Being good because it’s the thing you think is required from you by family, friends and fellow humans is not being good. That’s being nice.

But, now that we are already down in the muddy part of my soul, the whole problem with evil has yet another dimension, too.


Many of us who are searching for a spiritual path through existence believe that there are life changing experiences to be made.

Some call this enlightenment, others satori or kensho or simply “god experience”. It is quite thoroughly analysed by science and can even be measured and located in parts of the brain. I don’t care about that too much.

Even before neuro-scans it was described in almost all civilisations and cultures. It’s a part of the Christian, Buddhist, Muslim, Jewish and Hinduist tradition, just to name the usual suspects.

The most popular way to characterize experiences like that right now is “universal oneness”. A person could say: “I was one with everything.” Or “It felt like I was the whole universe.”

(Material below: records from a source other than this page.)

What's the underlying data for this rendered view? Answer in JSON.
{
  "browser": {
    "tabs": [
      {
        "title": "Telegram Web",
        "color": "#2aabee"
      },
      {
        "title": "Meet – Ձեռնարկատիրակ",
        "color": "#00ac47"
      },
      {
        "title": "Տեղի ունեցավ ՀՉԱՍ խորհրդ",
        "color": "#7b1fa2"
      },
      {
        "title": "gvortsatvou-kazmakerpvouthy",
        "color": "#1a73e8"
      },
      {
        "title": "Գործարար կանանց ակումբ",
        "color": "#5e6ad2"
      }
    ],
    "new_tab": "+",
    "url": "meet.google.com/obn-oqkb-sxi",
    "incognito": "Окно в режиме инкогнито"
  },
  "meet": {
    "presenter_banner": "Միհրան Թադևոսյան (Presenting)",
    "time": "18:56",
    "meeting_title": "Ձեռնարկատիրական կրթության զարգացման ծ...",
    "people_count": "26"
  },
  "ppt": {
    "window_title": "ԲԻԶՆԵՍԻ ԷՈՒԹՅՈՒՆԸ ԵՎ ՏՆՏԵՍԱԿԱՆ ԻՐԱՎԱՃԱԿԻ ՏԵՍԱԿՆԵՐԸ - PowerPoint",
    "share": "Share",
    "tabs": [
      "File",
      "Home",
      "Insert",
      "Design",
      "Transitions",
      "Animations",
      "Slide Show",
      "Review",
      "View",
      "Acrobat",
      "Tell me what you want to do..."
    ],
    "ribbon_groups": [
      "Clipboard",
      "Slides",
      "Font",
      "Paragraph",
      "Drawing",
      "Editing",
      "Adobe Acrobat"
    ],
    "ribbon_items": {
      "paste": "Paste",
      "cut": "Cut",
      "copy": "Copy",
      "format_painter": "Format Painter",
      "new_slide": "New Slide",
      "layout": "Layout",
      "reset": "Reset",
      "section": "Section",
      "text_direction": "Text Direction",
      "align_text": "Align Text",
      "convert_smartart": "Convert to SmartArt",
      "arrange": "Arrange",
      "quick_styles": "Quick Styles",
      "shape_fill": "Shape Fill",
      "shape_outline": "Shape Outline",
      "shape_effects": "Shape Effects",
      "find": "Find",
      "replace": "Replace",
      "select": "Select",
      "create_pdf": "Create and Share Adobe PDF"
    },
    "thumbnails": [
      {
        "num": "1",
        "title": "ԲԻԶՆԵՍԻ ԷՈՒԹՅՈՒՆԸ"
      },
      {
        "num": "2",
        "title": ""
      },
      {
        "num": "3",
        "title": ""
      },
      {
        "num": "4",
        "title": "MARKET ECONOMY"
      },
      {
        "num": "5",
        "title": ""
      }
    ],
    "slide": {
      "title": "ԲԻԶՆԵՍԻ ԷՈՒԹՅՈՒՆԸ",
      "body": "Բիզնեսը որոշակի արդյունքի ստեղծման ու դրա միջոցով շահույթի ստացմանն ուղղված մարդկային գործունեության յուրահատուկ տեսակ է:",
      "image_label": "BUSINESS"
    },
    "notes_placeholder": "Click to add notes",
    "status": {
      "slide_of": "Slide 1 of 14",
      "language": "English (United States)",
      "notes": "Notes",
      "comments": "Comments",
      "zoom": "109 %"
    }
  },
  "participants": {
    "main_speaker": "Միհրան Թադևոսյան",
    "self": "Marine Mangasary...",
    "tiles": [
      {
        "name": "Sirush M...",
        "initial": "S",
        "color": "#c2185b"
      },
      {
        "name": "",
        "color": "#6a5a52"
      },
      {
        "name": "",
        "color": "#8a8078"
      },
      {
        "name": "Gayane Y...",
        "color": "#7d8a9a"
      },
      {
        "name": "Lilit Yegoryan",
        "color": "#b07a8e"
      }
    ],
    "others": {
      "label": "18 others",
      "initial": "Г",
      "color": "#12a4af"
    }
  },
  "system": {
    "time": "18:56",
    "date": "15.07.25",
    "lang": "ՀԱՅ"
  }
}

I am not really a fan of this kind of descriptions. I am not a fan of finding words for these experiences at all. It’s a problem, because talking too much about it will change the way you will experience it.

Being “one with everything” means you are everything. You are no individual anymore, not one single human being saying “I, Me, Mine”, you are all human beings. Your are all beings. All entities of the universe that can breathe and everything that doesn’t breathe, too.

You may believe you are the stars and the sun and the ocean and the tiger – and you are. But you are everything. The waste dump, the graveyard and the battlefield, too. You are the tiger and you are the antelope that is eaten alive by the tiger, too.

You are everything, so you are Hitler and Eichmann.

Everything does not have two sides and you can either pick the good one nor the bad one. Being one with everything means you are republican and democrat, left and right and it means you are the person you hate the most. You are particulary that person – you are especially your worst enemy! You are good and evil. That’s what “everything“ means.


So. What have we found?

Well, the only right place to look for evil seems to be inside of oneself.

Any concept that declares other living things, certain ideas, people or even mechanisms in our brains as evil seems to lead to no results.

Even when we talk about the destructive part of our subconsciousness, the concept of evil as something that is not a part of your identity is not helpful.

There is something you are allowed to call a force of evil inside of you. If you prefer, call it shadow. This psychological energy must be encountered at some point.

If you do this, you will not call any other human being evil anymore. That never leads to results, anyway. You will stop searching for a force of evil.

Even if the antelope may think otherwise, the tiger is not evil.

And he’s not good either.

“Evil” and “Good” are concepts that we created to describe life.

But life is not evil. And it is not good. Live simply is.

It’s life itself!